The warm, engaging smile Nate Snell flashes as he chats with fans and signs autographs is a decided departure from the manacing scowl he wore on his baseball cards. But times have changed for the 58-year-old Snell, and he no longer has to worry about intimidating opponents or making a positive impression to maintain his roster spot.
Want to really get Snell smiling? Just ask the native of Orangeburg, S.C., about Baltimore, where he’s made his home since 1985, his first full season with the Orioles.
“There’s something about Charm City,” he said before a recent Orioles Alumni autograph signing at Camden Yards. “I’ve spoken to a lot of the players who’ve come here and there’s something about this city, it sucks you in. It’s that family feeling. Everybody loves baseball and everybody loves the Orioles. That Charm City feeling is always like being at home for me.”
Baltimore was home for most of Snell’s brief major league career, An amateur free agent signing in 1976 out of Tennessee State University, Snell spent seven seasons as a Baby Bird before finally reaching the majors at the end of the 1984 campaign, a promotion that came after Double-A Charlotte won the Southern League crown.
Snell made five appearances out of the bullpen and broke spring training as a member of the big league club in 1984, a gangly 6-foot-4 right-hander with a deceptive delivery. He spent three seasons as an Oriole before being released in December 1986 and signing with the Detroit Tigers, for whom he pitched his final major league season in 1987.
His statistics for 104 games in the majors make it difficult to believe Snell didn’t have a longer career. He was 7-6 with a 3.29 ERA and 96 strikeouts in 219 innings. He walked only 12 batters in his career and allowed a home run only once every 11.5 innings.
These days, that kind of production would earn Snell a multi-year contract worth millions and job security. Instead, he was a journeyman, bouncing around the minors until 1988. Ironically, his pro career ended in Miami, with the independent Single-A Marlins in Bobby Maduro Stadium, where he pitched his first game as an O’s farmhand for the Miami Orioles of the Florida State League in 1977.
“It’s easy to look back and think my ERA was pretty good,” said Snell. “As a reliever and as a starter, it wasn’t bad. But when you look at the numbers these guys have now, it makes you wonder what could have been.”
Even his best season with Baltimore - a 3-2 record with five saves and a 2.69 ERA in 43 games in 1985 - wasn’t without some bad luck. Pitching in relief of Dennis Martinez against Minnesota on July 9, 1985, Snell was struck in the side by a line drive off the bat of designated hitter Mike Stenhouse with one out in the top of the seventh. The shot broke two ribs and sent the reliable reliever to the disabled list. At least he got credit for the 11-6 victory.
“He was a left-handed batter and I was falling off (the mound in my follow through) when it hit me, Snell recalled. “Cracked two ribs.”
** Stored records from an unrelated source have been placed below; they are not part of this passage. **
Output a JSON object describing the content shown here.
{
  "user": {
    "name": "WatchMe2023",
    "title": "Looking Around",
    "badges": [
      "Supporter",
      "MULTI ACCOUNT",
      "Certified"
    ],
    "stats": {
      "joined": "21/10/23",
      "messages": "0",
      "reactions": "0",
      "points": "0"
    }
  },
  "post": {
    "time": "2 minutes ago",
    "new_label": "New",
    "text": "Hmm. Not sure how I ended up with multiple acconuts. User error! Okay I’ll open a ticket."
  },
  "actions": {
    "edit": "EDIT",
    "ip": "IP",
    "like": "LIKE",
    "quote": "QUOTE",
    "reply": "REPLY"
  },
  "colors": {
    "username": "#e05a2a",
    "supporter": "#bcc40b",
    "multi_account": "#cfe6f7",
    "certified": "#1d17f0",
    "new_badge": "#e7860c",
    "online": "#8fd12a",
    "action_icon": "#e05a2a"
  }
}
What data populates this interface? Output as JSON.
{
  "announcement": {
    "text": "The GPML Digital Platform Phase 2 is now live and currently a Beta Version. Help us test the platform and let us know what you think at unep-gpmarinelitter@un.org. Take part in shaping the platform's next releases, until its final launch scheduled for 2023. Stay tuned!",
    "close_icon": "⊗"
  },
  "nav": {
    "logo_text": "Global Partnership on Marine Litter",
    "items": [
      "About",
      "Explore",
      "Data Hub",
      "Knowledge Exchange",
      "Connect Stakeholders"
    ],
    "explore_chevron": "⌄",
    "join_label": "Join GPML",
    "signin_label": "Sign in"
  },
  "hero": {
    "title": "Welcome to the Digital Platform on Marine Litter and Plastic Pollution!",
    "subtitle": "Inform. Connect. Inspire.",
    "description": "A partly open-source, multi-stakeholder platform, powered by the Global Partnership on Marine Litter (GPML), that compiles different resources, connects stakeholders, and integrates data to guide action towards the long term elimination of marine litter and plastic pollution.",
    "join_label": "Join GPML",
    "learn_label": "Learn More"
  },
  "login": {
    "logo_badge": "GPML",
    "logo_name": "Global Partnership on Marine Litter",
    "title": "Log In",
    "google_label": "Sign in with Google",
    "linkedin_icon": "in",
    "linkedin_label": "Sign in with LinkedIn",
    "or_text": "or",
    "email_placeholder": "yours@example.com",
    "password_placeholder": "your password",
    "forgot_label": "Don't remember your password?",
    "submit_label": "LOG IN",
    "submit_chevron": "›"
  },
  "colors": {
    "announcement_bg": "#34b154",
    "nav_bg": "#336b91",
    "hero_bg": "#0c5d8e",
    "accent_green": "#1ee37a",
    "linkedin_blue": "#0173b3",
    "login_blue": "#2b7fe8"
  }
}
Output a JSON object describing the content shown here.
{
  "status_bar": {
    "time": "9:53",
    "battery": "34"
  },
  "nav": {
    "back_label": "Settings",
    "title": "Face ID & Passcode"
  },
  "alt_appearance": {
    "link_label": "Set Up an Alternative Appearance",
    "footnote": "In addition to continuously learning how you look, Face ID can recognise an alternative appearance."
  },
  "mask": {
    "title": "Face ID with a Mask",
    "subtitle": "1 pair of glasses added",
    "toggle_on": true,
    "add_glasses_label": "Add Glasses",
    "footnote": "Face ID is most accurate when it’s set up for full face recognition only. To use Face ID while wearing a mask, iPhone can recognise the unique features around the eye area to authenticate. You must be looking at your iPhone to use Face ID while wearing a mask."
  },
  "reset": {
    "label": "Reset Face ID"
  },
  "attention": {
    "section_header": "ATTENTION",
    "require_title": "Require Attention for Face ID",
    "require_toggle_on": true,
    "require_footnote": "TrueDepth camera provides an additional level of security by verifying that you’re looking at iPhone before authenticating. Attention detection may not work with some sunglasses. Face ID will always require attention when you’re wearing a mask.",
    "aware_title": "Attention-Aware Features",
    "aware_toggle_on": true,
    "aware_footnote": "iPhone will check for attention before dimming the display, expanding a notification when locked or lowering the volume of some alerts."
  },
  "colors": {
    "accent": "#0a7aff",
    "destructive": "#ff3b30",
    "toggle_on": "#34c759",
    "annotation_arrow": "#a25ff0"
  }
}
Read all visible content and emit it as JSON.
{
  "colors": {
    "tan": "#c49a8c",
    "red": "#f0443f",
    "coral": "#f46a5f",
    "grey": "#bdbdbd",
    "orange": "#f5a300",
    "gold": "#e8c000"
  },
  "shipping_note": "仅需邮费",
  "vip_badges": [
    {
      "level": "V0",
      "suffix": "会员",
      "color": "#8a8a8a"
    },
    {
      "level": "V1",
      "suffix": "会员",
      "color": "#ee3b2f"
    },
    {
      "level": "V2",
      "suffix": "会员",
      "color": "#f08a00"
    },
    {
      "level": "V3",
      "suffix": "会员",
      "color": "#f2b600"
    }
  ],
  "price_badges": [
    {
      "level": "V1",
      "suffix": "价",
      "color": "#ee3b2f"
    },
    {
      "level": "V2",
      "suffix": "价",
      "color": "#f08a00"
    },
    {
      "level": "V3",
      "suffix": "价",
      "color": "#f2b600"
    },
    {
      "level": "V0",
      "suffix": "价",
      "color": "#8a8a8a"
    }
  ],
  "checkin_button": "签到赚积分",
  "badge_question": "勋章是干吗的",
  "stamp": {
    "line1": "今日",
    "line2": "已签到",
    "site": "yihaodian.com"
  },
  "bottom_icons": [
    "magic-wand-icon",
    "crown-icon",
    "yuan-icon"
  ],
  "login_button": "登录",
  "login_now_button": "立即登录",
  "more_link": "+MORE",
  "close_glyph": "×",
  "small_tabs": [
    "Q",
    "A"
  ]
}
His first visit to Memorial Stadium? That, too, came from an injury - and a visit for an exam by team doctors.
“I remember the first time I came up. It wasn’t for pitching or anything, it was to see a doctor,” he said. “So the first time I saw Memorial Stadium , it was like, ‘This is what it’s like to be in the big leagues, playing here. This is where I want to play. Right here.’ It took me quite a while because we had (Jim) Palmer, (Scott) McGregor, (Mike) Flanagan - all these 20-game winners. It took a long time, but I stuck around long enough to get there.”
Now he’s a part of the Orioles Alumni Autograph Series, where former players sign for free and interact with fans for an hour before Monday and Thursday home games. Participants are not announced in advance, but are found in the MASN tent on Eutaw Street beginning 90 minutes before first pitch.
“It’s always fun coming back to the stadium and seeing some of the guys. Being around the game is bring back some old memories, so it’s good,” Snell said.
Snell has also done some Orioles Alumni outreach, like an appearance earlier this year at the Negro Leagues Baseball Museum of Maryland. Snell always respected the African Americans who served as trailblazers for his generation, and interacting with some of the elderly ballplayers has sparked him to learn more about the Negro Leagues.
“That was the first time doing something like that,” he said. “I got a chance to see some of the old guys who played in the Negro Leagues and chat with them. ... I really didn’t follow it as much, but I’m starting to read up on the history now.”
For the past 22 years, he’s driven a tractor-trailer feeder truck for UPS, often working the night shift. In another three years, he hopes to retire and make more frequent trips to Camden Yards. Some of his coworkers have no idea that he once pitched in the majors, much less for the Orioles.
“I’m just ‘Nate’ to most of the guys, but some of the guys will come around with my cards and they want me to sign. ... It’s a different feeling being at the ballpark and signing autographs than for somebody I work with,” he said. “I’m just happy to be here. It’s always a thrill to know you’ve done something that the fans will remember what you did. That they remember, recognize you is something.”